Unlocking Wisconsin’s Future: Technology, Housing, and the Road Ahead in Economic Development


By: Matt Krogman

The 2024 Wisconsin Economic Development Association (WEDA) Governor’s Conference on Economic Development recently took place at the iconic Kalahari Resort & Convention Center in Wisconsin Dells and the guest speakers and their insights were not to be missed. This year’s theme focused on Emerging Trends in Economic Development; however, I zeroed in on two key takeaways for future growth of Wisconsin: Technology and Housing. Unsurprisingly, the featured speakers did not disappoint: Governor Tony Evers, Wisconsin Housing and Economic Development Authority (WHEDA) CEO Elmer Moore, Jr., WEDA CEO Missy Hughes, Economist Mike Knetter, and more.

Wisconsin has long benefitted from our world-renowned higher education system, and we are continuing to reap the rewards of this investment. The University of Wisconsin – Madison has been recognized as a Top 10 research institution in the US for many years with several groundbreaking scientific discoveries to its credit. As a result, the state attracts top global talent, which spurs growth and innovation as well as needed workforce population growth. In recognition of the State’s tech prowess, last year the U.S. Economic Development Agency designated Wisconsin as a Regional Technology Hub in the field of personalized medicine and biohealth technology. Along with that news, Microsoft announced plans to invest billions in a massive data center expansion in SE Wisconsin.

If we consider the impact of technology and innovation on economic growth more broadly, we can extrapolate how this focus will impact our region directly. In the US, seven of the ten largest publicly traded companies are Tech Companies. Of the remaining three, two are tech-adjacent…Eli Lilly is considered a biotech and pharmaceutical company and Tesla is on the cutting edge of automotive technology. Even more enlightening, of these ten companies only three existed prior to 1975: Berkshire Hathaway, Eli Lilly, and Broadcom – the last which is a semiconductor company founded in 1961 and is considered a technology company. Comparing that to the top ten of other major industrialized nations like Japan and Germany, their makeup is remarkably different: two or three tech-related companies and the rest are power or vehicle manufacturers that are 100 years old or more. There simply isn’t the level of innovation and entrepreneurship developing even in what would be considered some of the most powerful competing world economies. It should also be noted that the Market Cap for just Microsoft ($3T) alone is 3x the entire top ten for Germany ($1.03T) and about 2.5x the top ten of Japan ($1.2T).

Housing has become a national talking point over the past couple of years and for good reason.

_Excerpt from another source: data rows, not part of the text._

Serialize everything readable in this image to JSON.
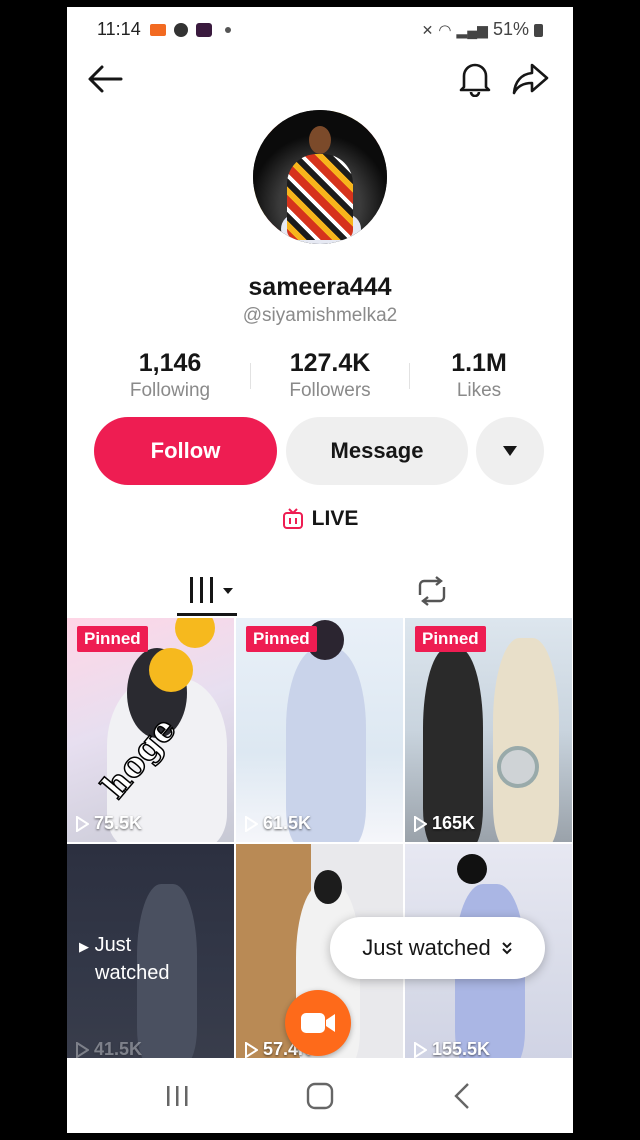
{
  "status_bar": {
    "time": "11:14",
    "battery": "51%"
  },
  "profile": {
    "username": "sameera444",
    "handle": "@siyamishmelka2",
    "stats": [
      {
        "value": "1,146",
        "label": "Following"
      },
      {
        "value": "127.4K",
        "label": "Followers"
      },
      {
        "value": "1.1M",
        "label": "Likes"
      }
    ]
  },
  "actions": {
    "follow": "Follow",
    "message": "Message"
  },
  "live_label": "LIVE",
  "videos": [
    {
      "badge": "Pinned",
      "views": "75.5K",
      "overlay_text": "hoge"
    },
    {
      "badge": "Pinned",
      "views": "61.5K"
    },
    {
      "badge": "Pinned",
      "views": "165K"
    },
    {
      "overlay_label_line1": "Just",
      "overlay_label_line2": "watched",
      "views": "41.5K"
    },
    {
      "views": "57.4K"
    },
    {
      "views": "155.5K"
    }
  ],
  "just_watched_pill": "Just watched",
  "colors": {
    "accent": "#ee1d52",
    "record": "#fe6a1a"
  }
}
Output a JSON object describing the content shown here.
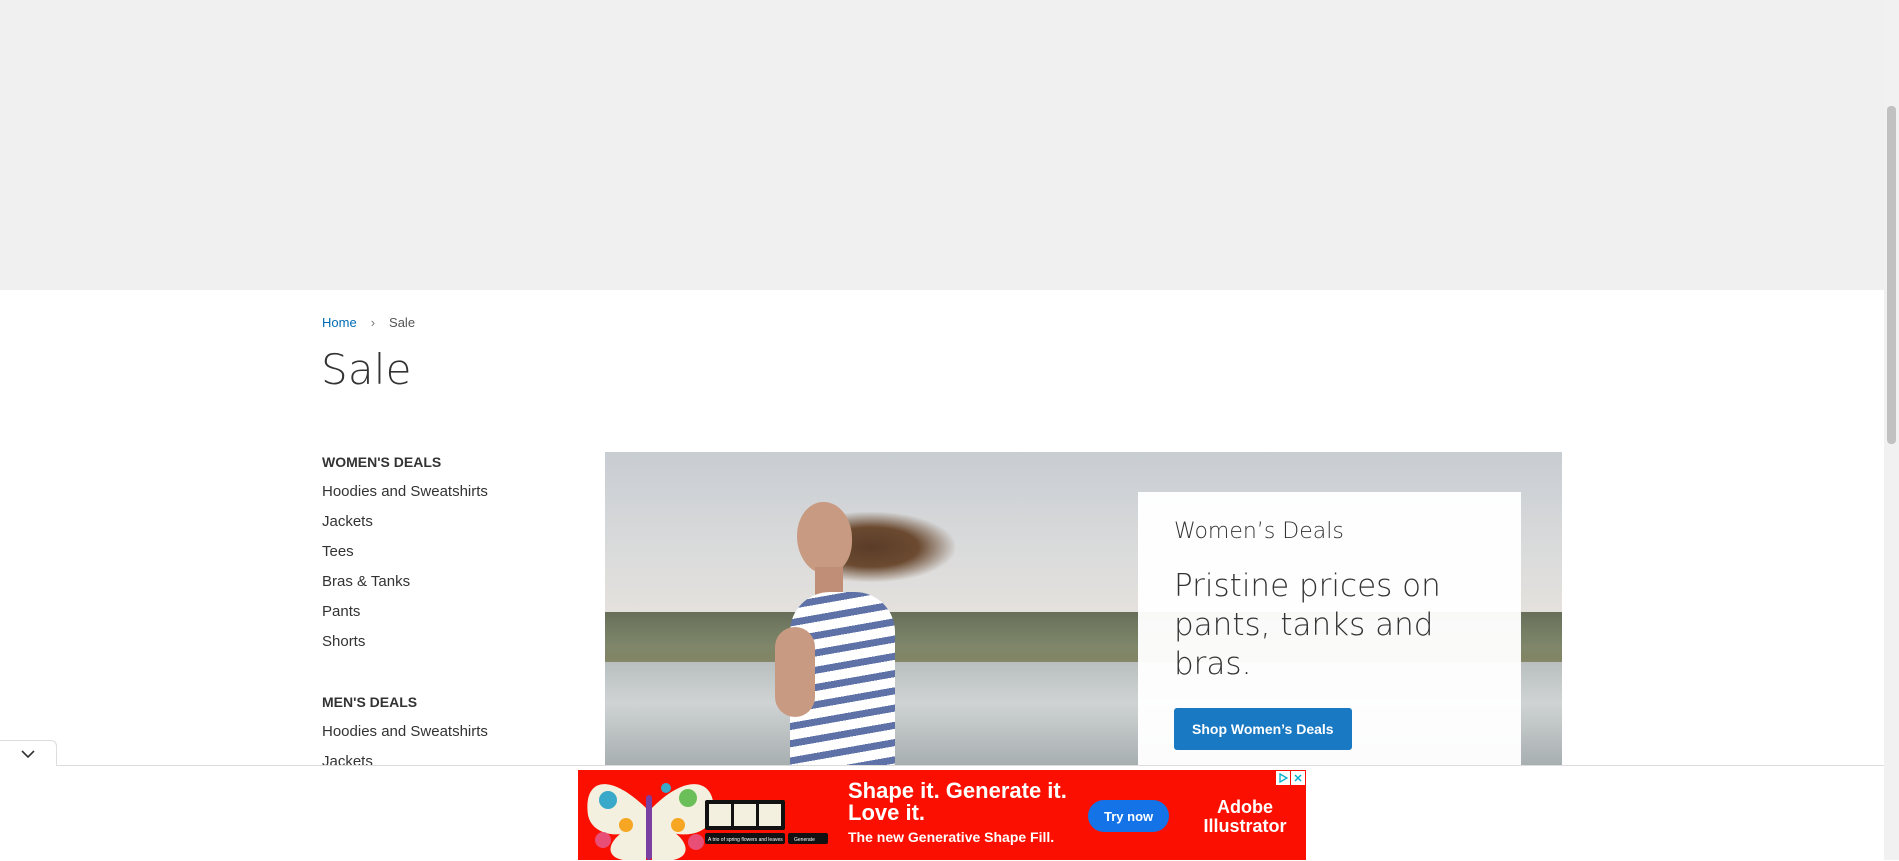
{
  "breadcrumb": {
    "home": "Home",
    "current": "Sale"
  },
  "page": {
    "title": "Sale"
  },
  "sidebar": {
    "women": {
      "heading": "WOMEN'S DEALS",
      "items": [
        "Hoodies and Sweatshirts",
        "Jackets",
        "Tees",
        "Bras & Tanks",
        "Pants",
        "Shorts"
      ]
    },
    "men": {
      "heading": "MEN'S DEALS",
      "items": [
        "Hoodies and Sweatshirts",
        "Jackets"
      ]
    }
  },
  "promo": {
    "subtitle": "Women’s Deals",
    "headline": "Pristine prices on pants, tanks and bras.",
    "button": "Shop Women’s Deals"
  },
  "ad": {
    "headline_line1": "Shape it. Generate it.",
    "headline_line2": "Love it.",
    "subline": "The new Generative Shape Fill.",
    "cta": "Try now",
    "brand_line1": "Adobe",
    "brand_line2": "Illustrator",
    "prompt_text": "A trio of spring flowers and leaves",
    "generate_label": "Generate",
    "background_color": "#fa0f00"
  },
  "colors": {
    "link": "#006bb4",
    "primary_button": "#1979c3",
    "top_band": "#f0f0f0"
  }
}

Depending on which study or organization you look to, the United States is anywhere between 3 million and 6 million dwellings short of total needed supply with approximately 5 million to 7 million affordable dwellings short of demand. To help address this shortfall in the State of Wisconsin, last year Governor Evers signed the 2023 – 2025 budget, which included $525 million of investment in workforce housing, which represents the largest investment in State history.

“Housing is Economic Development!” This statement, which was made repeatedly by the CEO of WHEDA, Elmer Moore Jr., resonated heavily with me. At JCW Development, we often work with companies on site selection throughout the US, and in the last few years the order of needs has shifted dramatically. Even as recently as 5-7 years ago the focus for manufacturing or industrial facilities were infrastructure capability, local and regional incentive packages, and grants, with workforce low on the list and housing being non-existent. Now, when we’re searching for new locations, the focus is on workforce availability first, housing availability for employees second, and all the incentives and infrastructure are behind that. Essentially, the executives at these companies have realized that if they don’t have the employees to work when the facility is open, nor housing to bring employees in, they will be left with a brand-new facility that is operationally dead upon arrival. Furthermore, it is not just about the availability of housing, but also the associated cost of living in a given area.

In short, the State of Wisconsin has a bright future as long as we can execute on the vision of our State leadership and keep both higher education and housing a primary focus of economic development efforts. Innovation and entrepreneurship drive new technology and business growth. In turn, we will continue to enjoy well-paying jobs for families who need affordable, sustainable housing and a high quality of life.